Velculescu said that he is optimistic that the personalized tumor markers could be clinically available in two to three years.
In the study, scientists from Johns Hopkins and Life Technologies Corp. of Foster City, Calif., compared the genomic sequence from a tumor biopsy with that of normal tissue taken from the same person. Looking at four patients with colorectal cancer and two with breast cancer, scientists identified four to 17 unique genetic rearrangements present in each tumor. The rearrangements were dramatic in nature, Velculescu said, more like “switching the order of chapters in a book than a typo in a word in the text.” The team was able to find the rearrangements only by using powerful massively parallel sequencing methods capable of reading hundreds of millions of DNA letters as well as serious computer power to analyze the results.
For two of the colorectal cancer patients, the team took blood samples and, using bits of the patients’ tumor DNA sequences, probed the blood for signs of the tumor’s jumbled DNA. Scientists were able to detect very low levels of the tumor DNA, down to one tumor DNA fragment in 400,000 normal DNA fragments, Velculescu said.

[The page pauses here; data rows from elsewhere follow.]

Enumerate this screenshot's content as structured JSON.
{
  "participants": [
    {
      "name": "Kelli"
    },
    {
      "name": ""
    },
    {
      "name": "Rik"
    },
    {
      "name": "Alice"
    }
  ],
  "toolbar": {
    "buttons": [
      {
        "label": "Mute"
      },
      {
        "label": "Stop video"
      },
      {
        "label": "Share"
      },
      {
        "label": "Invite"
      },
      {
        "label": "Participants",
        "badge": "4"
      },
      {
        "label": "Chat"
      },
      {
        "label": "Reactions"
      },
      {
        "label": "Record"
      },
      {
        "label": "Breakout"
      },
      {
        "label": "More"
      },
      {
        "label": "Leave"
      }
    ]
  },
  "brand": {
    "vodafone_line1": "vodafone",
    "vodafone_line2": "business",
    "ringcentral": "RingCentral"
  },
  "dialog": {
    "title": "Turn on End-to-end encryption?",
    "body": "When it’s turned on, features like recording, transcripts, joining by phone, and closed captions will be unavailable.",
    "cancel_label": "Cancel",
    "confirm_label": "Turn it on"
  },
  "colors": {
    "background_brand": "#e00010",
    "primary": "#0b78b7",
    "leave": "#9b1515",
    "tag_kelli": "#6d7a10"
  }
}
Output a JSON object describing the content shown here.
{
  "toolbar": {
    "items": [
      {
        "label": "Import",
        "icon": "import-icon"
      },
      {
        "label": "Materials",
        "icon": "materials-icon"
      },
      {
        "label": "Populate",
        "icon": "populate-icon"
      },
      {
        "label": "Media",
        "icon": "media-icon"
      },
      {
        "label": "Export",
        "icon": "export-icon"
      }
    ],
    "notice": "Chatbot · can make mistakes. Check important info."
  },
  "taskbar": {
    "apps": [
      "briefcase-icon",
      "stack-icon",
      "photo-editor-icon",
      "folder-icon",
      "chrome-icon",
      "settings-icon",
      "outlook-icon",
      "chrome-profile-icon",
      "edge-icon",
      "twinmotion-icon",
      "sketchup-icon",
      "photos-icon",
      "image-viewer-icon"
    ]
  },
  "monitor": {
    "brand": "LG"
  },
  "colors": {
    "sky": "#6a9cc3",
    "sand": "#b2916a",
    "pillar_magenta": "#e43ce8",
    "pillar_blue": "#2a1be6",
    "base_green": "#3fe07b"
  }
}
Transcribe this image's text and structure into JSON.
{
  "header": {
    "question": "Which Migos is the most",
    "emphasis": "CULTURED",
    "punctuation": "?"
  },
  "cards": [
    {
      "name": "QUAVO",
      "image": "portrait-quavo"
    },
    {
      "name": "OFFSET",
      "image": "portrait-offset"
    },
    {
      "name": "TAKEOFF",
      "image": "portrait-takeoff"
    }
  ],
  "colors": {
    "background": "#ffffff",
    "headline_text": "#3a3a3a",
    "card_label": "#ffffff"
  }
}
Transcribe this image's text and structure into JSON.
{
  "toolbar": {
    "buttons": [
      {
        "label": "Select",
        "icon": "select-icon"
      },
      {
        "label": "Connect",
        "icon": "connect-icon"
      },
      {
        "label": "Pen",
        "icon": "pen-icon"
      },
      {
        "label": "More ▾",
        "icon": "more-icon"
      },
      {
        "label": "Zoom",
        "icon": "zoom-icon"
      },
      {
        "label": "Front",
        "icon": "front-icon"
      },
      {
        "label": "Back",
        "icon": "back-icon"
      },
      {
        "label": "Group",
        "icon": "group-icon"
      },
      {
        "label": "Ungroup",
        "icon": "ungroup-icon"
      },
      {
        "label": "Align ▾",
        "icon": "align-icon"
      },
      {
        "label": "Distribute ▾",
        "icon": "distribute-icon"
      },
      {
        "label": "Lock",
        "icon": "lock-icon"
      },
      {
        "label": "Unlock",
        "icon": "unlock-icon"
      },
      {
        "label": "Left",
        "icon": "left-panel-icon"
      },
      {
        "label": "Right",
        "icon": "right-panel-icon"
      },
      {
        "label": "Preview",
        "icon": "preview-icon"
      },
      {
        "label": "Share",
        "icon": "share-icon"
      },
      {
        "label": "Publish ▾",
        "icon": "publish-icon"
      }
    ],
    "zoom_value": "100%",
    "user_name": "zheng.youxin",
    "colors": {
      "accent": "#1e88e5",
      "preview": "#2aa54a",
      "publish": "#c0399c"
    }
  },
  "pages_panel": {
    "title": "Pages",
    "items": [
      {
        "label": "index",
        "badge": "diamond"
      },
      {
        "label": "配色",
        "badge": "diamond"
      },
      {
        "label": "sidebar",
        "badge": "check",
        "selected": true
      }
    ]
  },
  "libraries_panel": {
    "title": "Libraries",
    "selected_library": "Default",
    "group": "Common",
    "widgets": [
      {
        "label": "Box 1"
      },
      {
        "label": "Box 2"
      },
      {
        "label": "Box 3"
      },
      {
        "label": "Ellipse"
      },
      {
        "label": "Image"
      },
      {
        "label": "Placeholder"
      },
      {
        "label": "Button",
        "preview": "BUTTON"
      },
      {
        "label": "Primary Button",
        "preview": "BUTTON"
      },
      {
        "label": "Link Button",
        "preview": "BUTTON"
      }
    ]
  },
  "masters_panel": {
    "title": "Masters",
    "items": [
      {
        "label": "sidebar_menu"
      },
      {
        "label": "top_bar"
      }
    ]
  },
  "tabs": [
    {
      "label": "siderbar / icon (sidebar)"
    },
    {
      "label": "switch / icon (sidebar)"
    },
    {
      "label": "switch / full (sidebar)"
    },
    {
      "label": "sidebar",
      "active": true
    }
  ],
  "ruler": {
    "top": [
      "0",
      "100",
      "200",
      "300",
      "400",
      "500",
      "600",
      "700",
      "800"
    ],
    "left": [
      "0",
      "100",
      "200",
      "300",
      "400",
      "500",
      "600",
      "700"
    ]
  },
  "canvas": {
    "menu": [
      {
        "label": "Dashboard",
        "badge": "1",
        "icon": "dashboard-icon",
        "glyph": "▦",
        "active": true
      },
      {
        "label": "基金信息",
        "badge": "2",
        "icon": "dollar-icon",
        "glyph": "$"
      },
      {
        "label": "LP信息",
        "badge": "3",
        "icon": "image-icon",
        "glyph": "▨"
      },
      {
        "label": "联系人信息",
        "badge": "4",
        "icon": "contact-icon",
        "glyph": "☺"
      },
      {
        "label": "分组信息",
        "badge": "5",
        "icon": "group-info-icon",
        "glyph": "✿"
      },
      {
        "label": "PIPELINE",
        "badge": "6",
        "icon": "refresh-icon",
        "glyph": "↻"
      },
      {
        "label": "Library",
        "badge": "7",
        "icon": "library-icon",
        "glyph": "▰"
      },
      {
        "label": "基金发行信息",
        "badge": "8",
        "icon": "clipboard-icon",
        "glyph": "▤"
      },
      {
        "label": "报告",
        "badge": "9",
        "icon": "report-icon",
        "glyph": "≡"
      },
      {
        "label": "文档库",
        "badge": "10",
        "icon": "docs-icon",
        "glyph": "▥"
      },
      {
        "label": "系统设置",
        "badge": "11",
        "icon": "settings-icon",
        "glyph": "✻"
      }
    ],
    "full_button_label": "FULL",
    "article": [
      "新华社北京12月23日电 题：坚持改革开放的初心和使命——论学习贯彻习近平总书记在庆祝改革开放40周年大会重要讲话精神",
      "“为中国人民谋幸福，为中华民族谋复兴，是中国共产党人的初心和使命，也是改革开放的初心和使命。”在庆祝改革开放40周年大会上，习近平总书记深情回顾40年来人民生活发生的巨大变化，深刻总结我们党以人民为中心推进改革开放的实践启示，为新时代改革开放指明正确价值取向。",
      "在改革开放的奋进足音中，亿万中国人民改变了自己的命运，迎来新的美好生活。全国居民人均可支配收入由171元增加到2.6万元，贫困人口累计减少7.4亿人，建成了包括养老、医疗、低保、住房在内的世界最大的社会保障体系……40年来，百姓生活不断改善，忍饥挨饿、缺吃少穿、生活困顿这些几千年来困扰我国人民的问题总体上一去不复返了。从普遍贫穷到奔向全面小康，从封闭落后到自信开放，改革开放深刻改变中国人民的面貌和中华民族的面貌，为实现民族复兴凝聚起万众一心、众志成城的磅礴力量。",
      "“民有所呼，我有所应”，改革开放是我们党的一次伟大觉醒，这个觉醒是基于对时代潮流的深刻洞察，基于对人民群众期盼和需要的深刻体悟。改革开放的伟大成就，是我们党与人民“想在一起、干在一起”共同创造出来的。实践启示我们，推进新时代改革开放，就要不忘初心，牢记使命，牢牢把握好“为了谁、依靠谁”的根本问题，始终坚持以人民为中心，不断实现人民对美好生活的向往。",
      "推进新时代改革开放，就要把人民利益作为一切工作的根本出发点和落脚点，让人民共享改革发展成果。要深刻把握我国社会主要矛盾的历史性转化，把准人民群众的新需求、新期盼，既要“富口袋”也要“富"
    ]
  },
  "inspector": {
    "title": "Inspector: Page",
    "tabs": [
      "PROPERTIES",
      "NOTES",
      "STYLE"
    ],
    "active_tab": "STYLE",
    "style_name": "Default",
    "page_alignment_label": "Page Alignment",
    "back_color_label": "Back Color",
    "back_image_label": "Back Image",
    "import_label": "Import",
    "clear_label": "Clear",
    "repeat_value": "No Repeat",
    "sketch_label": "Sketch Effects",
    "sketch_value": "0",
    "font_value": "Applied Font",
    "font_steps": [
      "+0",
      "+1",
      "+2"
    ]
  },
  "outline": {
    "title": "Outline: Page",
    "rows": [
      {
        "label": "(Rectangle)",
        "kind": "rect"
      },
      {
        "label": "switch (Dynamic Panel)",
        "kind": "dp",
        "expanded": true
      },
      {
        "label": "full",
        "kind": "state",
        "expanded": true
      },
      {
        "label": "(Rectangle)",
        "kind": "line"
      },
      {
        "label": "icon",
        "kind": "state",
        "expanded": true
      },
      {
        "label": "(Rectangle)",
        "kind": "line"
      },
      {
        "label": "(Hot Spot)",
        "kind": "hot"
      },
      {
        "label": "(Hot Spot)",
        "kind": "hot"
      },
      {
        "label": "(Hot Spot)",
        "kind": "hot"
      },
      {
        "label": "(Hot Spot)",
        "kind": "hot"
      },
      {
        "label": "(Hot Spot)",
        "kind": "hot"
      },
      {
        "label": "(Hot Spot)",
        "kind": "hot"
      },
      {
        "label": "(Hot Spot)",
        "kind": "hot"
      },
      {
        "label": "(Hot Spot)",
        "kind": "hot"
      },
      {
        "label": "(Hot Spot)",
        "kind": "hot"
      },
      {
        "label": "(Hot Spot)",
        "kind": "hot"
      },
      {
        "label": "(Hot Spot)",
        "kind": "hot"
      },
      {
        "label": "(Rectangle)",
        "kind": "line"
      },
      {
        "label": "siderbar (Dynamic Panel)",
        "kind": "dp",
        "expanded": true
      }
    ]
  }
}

The scientists tracked blood levels of the tumor genetic marker in one patient before and after surgery had removed the tumor. Levels of the genetic marker dropped immediately after the surgery, only to rise again, indicating the cancer was still present. The patient was then treated with chemotherapy and a second surgery and tested again. Levels went down substantially, but scientists were still able to detect a small amount of tumor DNA, consistent with a small part of the tumor that had spread to the patient’s liver.
Johns Hopkins oncologist Luis Diaz Jr., a coauthor of the study, noted that the blood levels of the biomarker “track very nicely with the clinical history of the tumor.”
The team is now testing other types of solid tumors to see if the method would also work on them. Also planned is a much larger, longer term study of patients to explore how the tumor markers relate to disease progression and other clinical issues.